Halloween is the second most popular holiday behind Christmas, so chances are good that you and your family will be participating the festivities this year. But celebrating All Hallows Eve can be expensive. Scary expensive. To keep your Halloween budget out of the red, here are some tips.
Cut Costs on Costumes
Halloween is all about costumes, but buying a compete outfit at a store can mean spending $50 or more. Loved the Wonder Woman film this summer? Buying the Amazon warrior’s outfit will cost you $54.99 at a web store like Spirit Halloween. Instead of emptying your wallet, save some money by wearing one of your costumes from a few years ago that has been sitting in your closet.

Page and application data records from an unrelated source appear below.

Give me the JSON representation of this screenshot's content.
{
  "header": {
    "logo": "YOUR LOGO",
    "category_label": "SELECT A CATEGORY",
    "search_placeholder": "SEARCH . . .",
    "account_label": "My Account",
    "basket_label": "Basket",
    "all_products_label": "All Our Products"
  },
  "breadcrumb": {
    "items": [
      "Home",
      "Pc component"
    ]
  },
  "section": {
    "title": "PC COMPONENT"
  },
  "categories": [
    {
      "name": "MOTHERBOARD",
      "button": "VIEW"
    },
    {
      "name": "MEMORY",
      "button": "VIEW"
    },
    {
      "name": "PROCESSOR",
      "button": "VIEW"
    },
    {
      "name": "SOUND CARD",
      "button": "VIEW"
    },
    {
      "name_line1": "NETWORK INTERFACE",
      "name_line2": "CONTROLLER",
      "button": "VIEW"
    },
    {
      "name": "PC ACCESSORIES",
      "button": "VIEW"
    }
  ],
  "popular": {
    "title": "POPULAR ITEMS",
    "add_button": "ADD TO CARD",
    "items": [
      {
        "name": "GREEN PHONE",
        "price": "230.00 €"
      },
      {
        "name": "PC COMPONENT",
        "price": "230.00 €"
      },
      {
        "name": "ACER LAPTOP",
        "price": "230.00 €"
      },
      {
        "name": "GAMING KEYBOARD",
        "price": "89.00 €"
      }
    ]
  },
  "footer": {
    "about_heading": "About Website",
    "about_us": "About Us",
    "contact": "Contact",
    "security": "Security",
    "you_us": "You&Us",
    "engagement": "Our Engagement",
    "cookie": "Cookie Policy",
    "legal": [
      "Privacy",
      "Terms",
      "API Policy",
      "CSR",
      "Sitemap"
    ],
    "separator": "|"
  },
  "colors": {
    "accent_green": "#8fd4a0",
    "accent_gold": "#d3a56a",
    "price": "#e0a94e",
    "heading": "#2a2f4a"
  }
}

You can also make a new costume for you or your kids with older clothes and accessories that you can reuse or alter. If your son loves Batman and owns the mask, some black sweatpants and a black sweatshirt, he has most of the costume already. Make the bat logo out of construction paper and purchase an inexpensive black cape to finish the costume.
If you feel you must buy a costume this year, try perusing thrift stores, which will offer gently used costumes for cheaper prices. Waiting until the last minute to get costume supplies from retail stores is also a good idea. The selection might be less if you wait, but many stores will look to clear out their remaining Halloween inventory the closer it gets to the big day. Look for Halloween-inspired sales from retailers on Halloween or just before the holiday.
Make Your Own Decorations
Decorating is a big part of getting into Halloween, but you don’t have to spend a lot to make your place look spooky. To help cut down on your costs, try making decorations yourself using supplies you already have at home, or purchasing inexpensive materials at your local craft store.
Many web sites offer DIY ideas and inspiration. Check Pinterest or do an online search for “DIY Halloween” to get some good ideas. Here are a few:
- Switch out regular light bulbs for colored bulbs
- Throw black sheets over furniture
- Apply glow-in-the-dark paint to pumpkins or gourds.
- Put dead flowers in vases and use them as centerpieces
- Blow up a balloon and drape a sheet over it to make a floating ghost
- Make gravestone shapes out of Styrofoam. Spray paint them gray and write epitaphs in black marker on the front.
- Use a black light to make white objects in your house glow.
Get Thrifty with Tricks and Treats
Many supermarkets will mark down their candy a few days before Halloween to clear the decks for the November and December holidays. If you are looking to buy candy, make sure to compare prices and go for the cheaper treats. Old-school candy like Tootsie Rolls and Sweet Tarts cost much less than Snickers and Butterfingers. If you really want to buy higher-quality candy, find a store that runs a “buy one, get one free” special for Halloween. You can also make a plan to repurpose candy. Send your kids trick-or-treating earlier, remove the candy they don’t like from their hauls and hand it out to trick-or-treaters that come by your door later at night.
Candy isn’t the only treat you can hand out. Consider cheaper alternatives like popcorn that you can put in decorative bags. You don’t even have to hand out food at all. Kids love scary stickers, bouncy balls or other little toys too. These can be bought in bulk for a fraction of the cost of candy.